As April 17 approaches, you might be wondering, “What can I claim on my taxes when it comes to tax breaks or deductions?” Because every tax return is different, there’s no easy answer to this complicated question. However, there’s a long list of tax deductions that can reduce your taxable income and you should take every one to which you’re entitled, because overlooked tax deductions are wasted opportunities.
From child-care costs to mortgage interest to charitable donations to moving expenses, the IRS offers a lengthy list of tax write-offs that can reduce your taxable income, so read carefully and decide which ones you can take. To help get you started, here’s a list of the 50 best tax deductions for 2017.
Even if you don’t have a lot of itemized deductions to file, you still qualify for a standard deduction, which has increased to $12,600 for married couples filing jointly on income earned in 2016. That number is the same for surviving spouses. For single filers and married couples filing separately, the deduction is now $6,300. If you file as head of household, you can deduct $9,300.

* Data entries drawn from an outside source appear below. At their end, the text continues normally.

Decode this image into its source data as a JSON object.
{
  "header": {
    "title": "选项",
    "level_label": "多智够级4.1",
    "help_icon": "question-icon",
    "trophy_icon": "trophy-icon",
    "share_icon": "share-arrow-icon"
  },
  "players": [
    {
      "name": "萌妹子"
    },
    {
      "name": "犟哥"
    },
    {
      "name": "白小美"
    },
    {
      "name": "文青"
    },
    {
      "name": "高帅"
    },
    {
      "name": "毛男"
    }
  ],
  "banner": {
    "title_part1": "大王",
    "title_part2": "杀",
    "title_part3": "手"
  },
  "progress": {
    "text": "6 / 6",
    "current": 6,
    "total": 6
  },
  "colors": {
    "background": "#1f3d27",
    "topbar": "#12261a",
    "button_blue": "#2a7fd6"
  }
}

Mortgage Insurance Premiums
If you obtained a mortgage insurance policy in 2007 or later, you might qualify for a deduction on the amount you’ve paid toward the premiums. As part of the Protecting Americans From Tax Hikes Act, qualified mortgage insurance will be treated as tax-deductible interest through the end of 2016.
Tuition & Fees Deduction

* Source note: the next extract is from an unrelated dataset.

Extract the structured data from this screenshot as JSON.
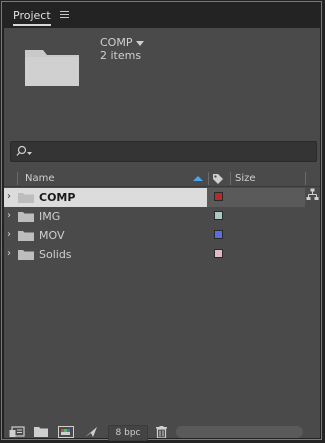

Regardless of whether you take the standard deduction or itemize, you can deduct up to $4,000 in qualifying higher education tuition and fees you paid for yourself, your spouse or a dependent in 2016. If you’re married but filing separately, or if another person can claim an exemption for you as a dependent, you don’t qualify for this deduction.

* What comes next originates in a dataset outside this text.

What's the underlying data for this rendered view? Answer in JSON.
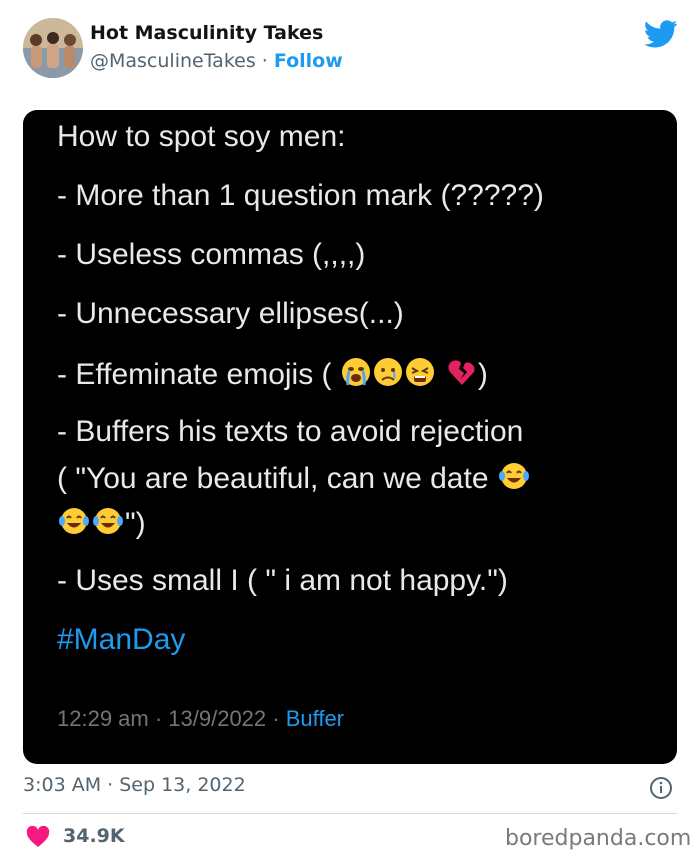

State & Local Sales Tax
Taxpayers have the option of deducting either the state and local income taxes or state and local general sales taxes they paid during the tax year, but not both. If you live in a state with no income tax, consider deducting state and local sales taxes you paid.
You can deduct cash donations to IRS-approved charities for up to 50 percent of their adjusted gross income. You must have written records of donations to deduct cash gifts in any amount, and a copy of a bank record or statement from the organization will work.